Nearly 70 percent of employers say they made bad hires this year, which hurt them, according to a new survey by CareerBuilder.

An additional 41 percent of respondents say a bad hire has cost them at least $25,000 while 24 percent of respondents say a bad hire cost them more than $50,000.

“Whether it’s a negative attitude, lack of follow through or other concern, the impact of a bad hire is significant,” says Rosemary Haefner, vice president of human resources at CareerBuilder. “Not only can it create productivity and morale issues, it can also affect the bottom line.”  

Among the negative effects of a bad hire are less productivity at 39 percent, lost time to train another worker at 35 percent, poor employee morale at 33 percent, bad impact on clients at 19 percent, fewer sales at 11 percent and legal issues at 9 percent.

Respondents say the characteristics of a bad hire are not producing the proper quality of work at 67 percent, not working well with other employees at 60 percent, having a negative attitude at 59 percent, having immediate attendance problems at 54 percent, customers complaining about the employee at 44 percent and failing to meet deadlines at 44 percent.

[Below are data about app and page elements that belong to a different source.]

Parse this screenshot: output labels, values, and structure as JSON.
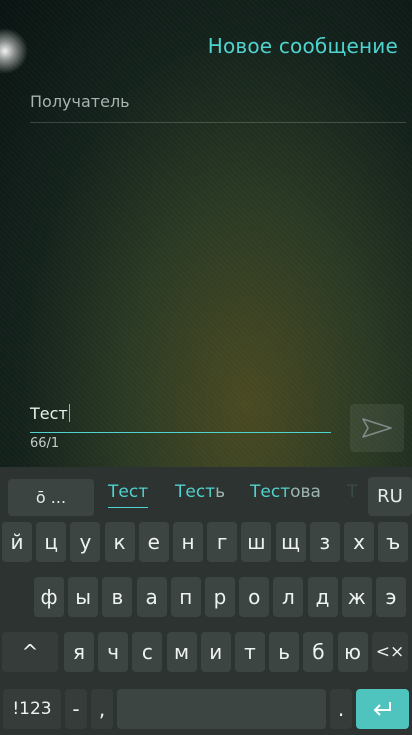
{
  "header": {
    "title": "Новое сообщение"
  },
  "recipient": {
    "placeholder": "Получатель"
  },
  "message": {
    "text": "Тест",
    "counter": "66/1"
  },
  "keyboard": {
    "clipboard_label": "ō ...",
    "suggestions": [
      {
        "typed": "Тест",
        "rest": ""
      },
      {
        "typed": "Тест",
        "rest": "ь"
      },
      {
        "typed": "Тест",
        "rest": "ова"
      },
      {
        "typed": "Т",
        "rest": ""
      }
    ],
    "language": "RU",
    "rows": [
      [
        "й",
        "ц",
        "у",
        "к",
        "е",
        "н",
        "г",
        "ш",
        "щ",
        "з",
        "х",
        "ъ"
      ],
      [
        "ф",
        "ы",
        "в",
        "а",
        "п",
        "р",
        "о",
        "л",
        "д",
        "ж",
        "э"
      ],
      [
        "^",
        "я",
        "ч",
        "с",
        "м",
        "и",
        "т",
        "ь",
        "б",
        "ю",
        "<×"
      ]
    ],
    "bottom": {
      "symbols": "!123",
      "dash": "-",
      "comma": ",",
      "period": "."
    }
  },
  "colors": {
    "accent": "#4fd3cf",
    "keyboard_bg": "#2d3331",
    "key_bg": "#3d4542"
  }
}
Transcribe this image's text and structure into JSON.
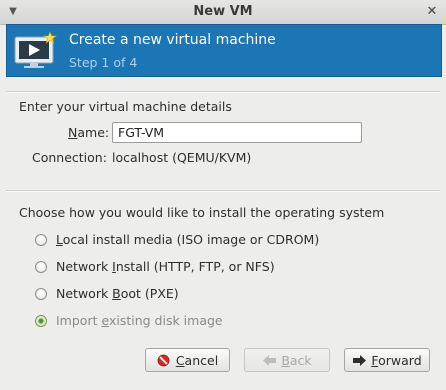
{
  "window": {
    "title": "New VM"
  },
  "banner": {
    "heading": "Create a new virtual machine",
    "step": "Step 1 of 4"
  },
  "details": {
    "section_title": "Enter your virtual machine details",
    "name_label": "Name:",
    "name_value": "FGT-VM",
    "connection_label": "Connection:",
    "connection_value": "localhost (QEMU/KVM)"
  },
  "install": {
    "section_title": "Choose how you would like to install the operating system",
    "options": [
      {
        "label": "Local install media (ISO image or CDROM)",
        "checked": false,
        "enabled": true
      },
      {
        "label": "Network Install (HTTP, FTP, or NFS)",
        "checked": false,
        "enabled": true
      },
      {
        "label": "Network Boot (PXE)",
        "checked": false,
        "enabled": true
      },
      {
        "label": "Import existing disk image",
        "checked": true,
        "enabled": false
      }
    ]
  },
  "buttons": {
    "cancel": "Cancel",
    "back": "Back",
    "forward": "Forward"
  },
  "colors": {
    "banner": "#1c75b4",
    "banner_step_text": "#a9d2ef"
  }
}
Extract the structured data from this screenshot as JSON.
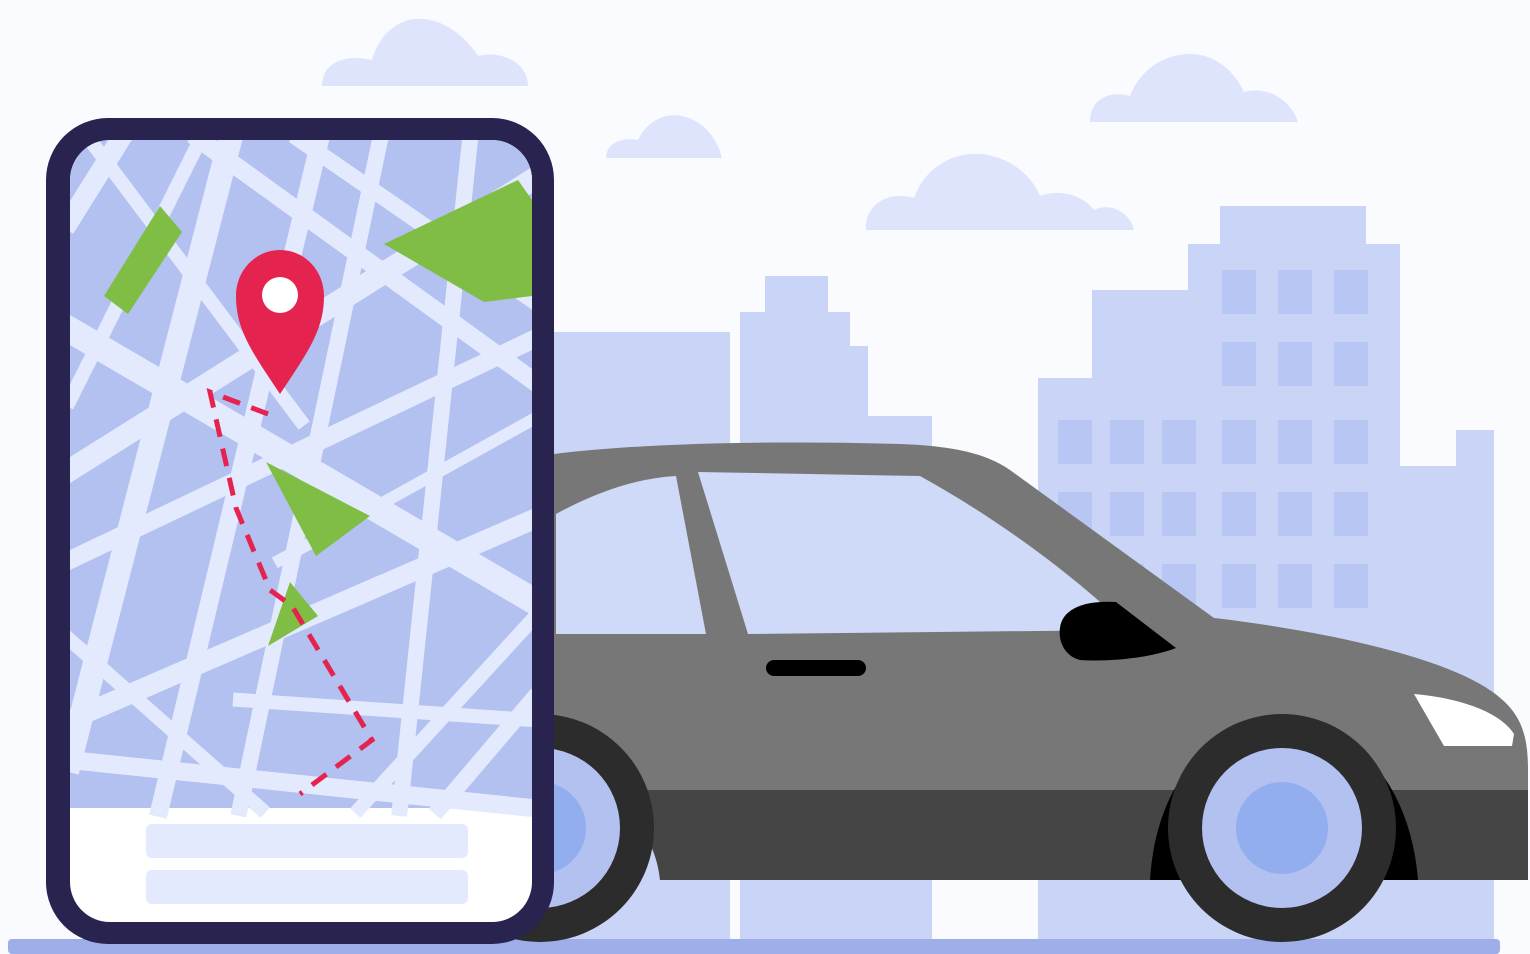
{
  "colors": {
    "background": "#fafbfe",
    "cloud": "#dde4fb",
    "building_light": "#c9d4f7",
    "building_window": "#b8c6f3",
    "ground": "#9daee9",
    "phone_frame": "#29234f",
    "phone_screen": "#ffffff",
    "map_block": "#b3c1f0",
    "map_road": "#e4eafd",
    "park": "#80bd45",
    "pin": "#e5234f",
    "route": "#e5234f",
    "car_body": "#777777",
    "car_lower": "#454545",
    "tire": "#2c2c2c",
    "hubcap": "#b3c1f0",
    "hubcap_center": "#93aeee",
    "glass": "#cfd9f8",
    "headlight": "#ffffff",
    "mirror": "#000000"
  },
  "icons": [
    "location-pin-icon",
    "route-dashed-line",
    "direction-arrow-icon"
  ],
  "phone": {
    "bottom_bars": 2
  }
}
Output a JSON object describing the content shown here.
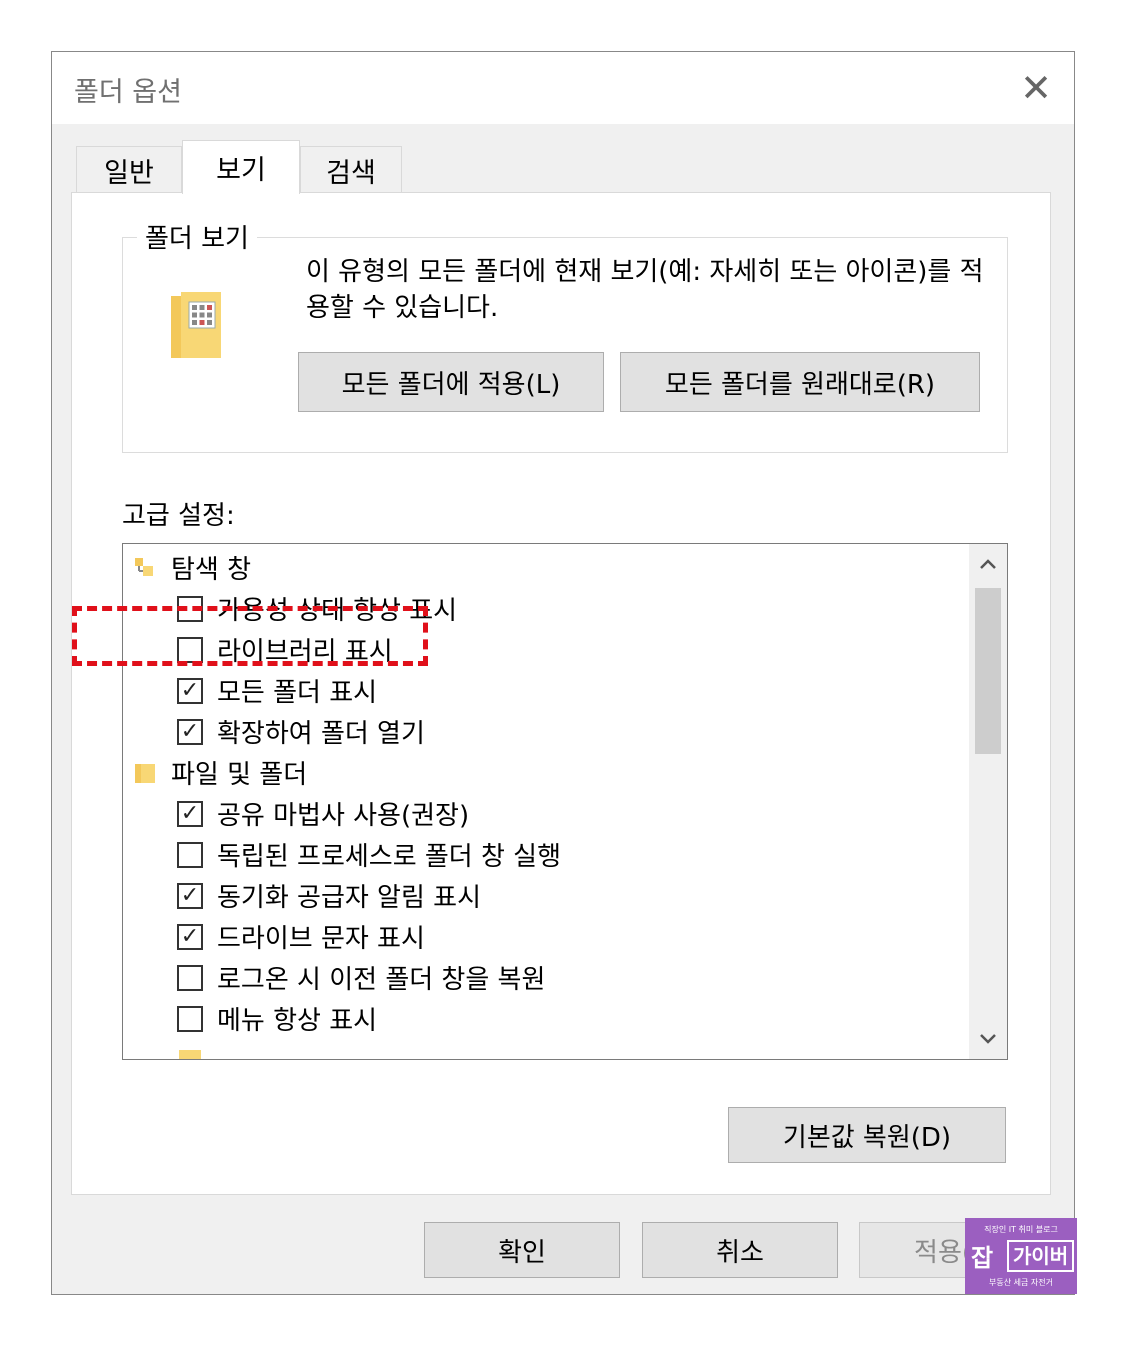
{
  "dialog": {
    "title": "폴더 옵션",
    "close_glyph": "✕"
  },
  "tabs": [
    {
      "label": "일반",
      "active": false
    },
    {
      "label": "보기",
      "active": true
    },
    {
      "label": "검색",
      "active": false
    }
  ],
  "folder_view": {
    "legend": "폴더 보기",
    "description": "이 유형의 모든 폴더에 현재 보기(예: 자세히 또는 아이콘)를 적용할 수 있습니다.",
    "apply_button": "모든 폴더에 적용(L)",
    "reset_button": "모든 폴더를 원래대로(R)"
  },
  "advanced": {
    "label": "고급 설정:",
    "items": [
      {
        "type": "group",
        "icon": "nav-pane-icon",
        "label": "탐색 창"
      },
      {
        "type": "checkbox",
        "checked": false,
        "label": "가용성 상태 항상 표시"
      },
      {
        "type": "checkbox",
        "checked": false,
        "label": "라이브러리 표시"
      },
      {
        "type": "checkbox",
        "checked": true,
        "label": "모든 폴더 표시"
      },
      {
        "type": "checkbox",
        "checked": true,
        "label": "확장하여 폴더 열기"
      },
      {
        "type": "group",
        "icon": "folder-icon",
        "label": "파일 및 폴더"
      },
      {
        "type": "checkbox",
        "checked": true,
        "label": "공유 마법사 사용(권장)"
      },
      {
        "type": "checkbox",
        "checked": false,
        "label": "독립된 프로세스로 폴더 창 실행"
      },
      {
        "type": "checkbox",
        "checked": true,
        "label": "동기화 공급자 알림 표시"
      },
      {
        "type": "checkbox",
        "checked": true,
        "label": "드라이브 문자 표시"
      },
      {
        "type": "checkbox",
        "checked": false,
        "label": "로그온 시 이전 폴더 창을 복원"
      },
      {
        "type": "checkbox",
        "checked": false,
        "label": "메뉴 항상 표시"
      }
    ],
    "restore_button": "기본값 복원(D)"
  },
  "footer": {
    "ok": "확인",
    "cancel": "취소",
    "apply": "적용(A)"
  },
  "watermark": {
    "top": "직장인 IT 취미 블로그",
    "mark": "잡",
    "name": "가이버",
    "bottom": "부동산 세금 자전거"
  },
  "colors": {
    "highlight": "#e0101a",
    "watermark": "#9b5fc0",
    "folder": "#f8d775"
  }
}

The survey also finds that respondents most commonly make a bad hire because they need to fill the position quickly at 43 percent. Other common reasons companies make bad hires are insufficient talent intelligence at 22 percent, sourcing techniques need to be adjusted per open position at 13 percent, fewer recruiters at 10 percent, not checking references at 9 percent and lacking a strong employment brand at 8 percent. Another 26 percent of respondent say they aren’t sure why they made a bad hire, and it can sometimes simply be a mistake.